Garrett Harris is a guy who writes for the San Diego Reader. Classical criticism isn’t exactly kush employment, so it’s rare to read reviews from writers with an actual pulse. To wit:
I caught the [“Mostly Mozart”] concert at the Balboa Theater on June 18 and it was — how shall I say this? Badass. (…)
What do I mean by badass?
If there were ever a West-Side-Story-esque-a-la-Anchorman-news-fight orchestra death match, this group would cut you and maybe choke you out, in a very musical and artistic way. You might even thank them afterwards.
I’m in, I’m all in. Standard classical reviews are straight-up depressing. I won’t name names but you know the type: faux-writerly J.O. material, intended for the Vineyard-Vines-and-brie set, written by dullards for dullards.
When’s the last time a critic’s review made you want to GO SEE the show? (That the critic undoubtedly got free tickets to, but I digress.) Was there a time when you depended on a critic’s good word to steer you to criminally-unnoticed shows or recordings? Has that time passed?
The market’s never dry for tastemakers, especially ones with great goddamn taste. Like, if I’m in a bind and I need to show up somewhere looking flawless, I’m not going to TJ Maxx (no disrespect to my Maxxinistas) for that new-new. I am liable to page through Hypebeast for some original (and much-copied by now, but let’s stay focused) look, and thereafter track down those pieces.
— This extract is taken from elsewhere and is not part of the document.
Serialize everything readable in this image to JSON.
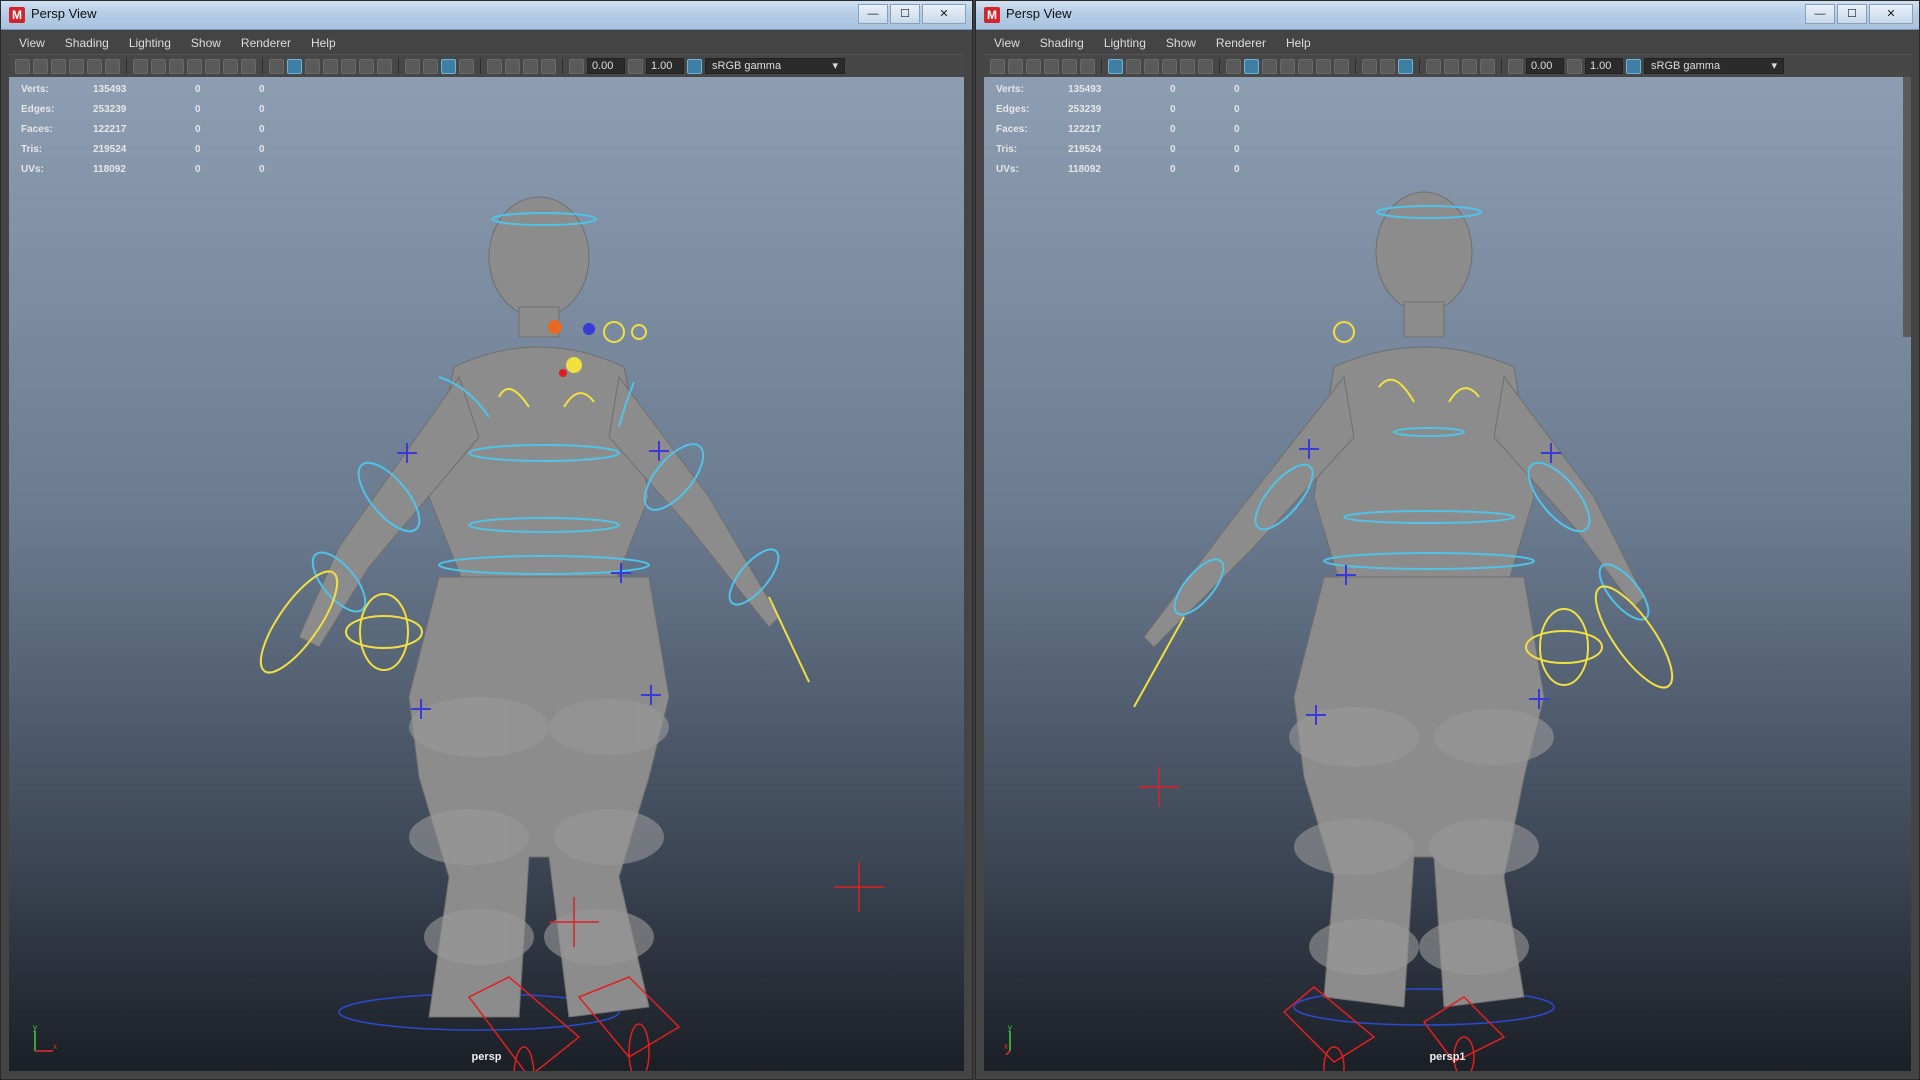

Classical critics are tastemakers. It’s not about writing that load-blowing 5,000 words to prove you know what’s going on. First of all, no one asked for your history lesson. Second, you’re there to make a sale: your audience wants exceptional music, and they’re willing to shell for sweet shows, good albums, the whole works. If the best you can muster in a labyrinthine 15 paragraphs is damning-by-faint-praise, you picked the wrong line of work. Time to cash out & move on.
Classical music is strictly for lovers. Respect it, treat it good.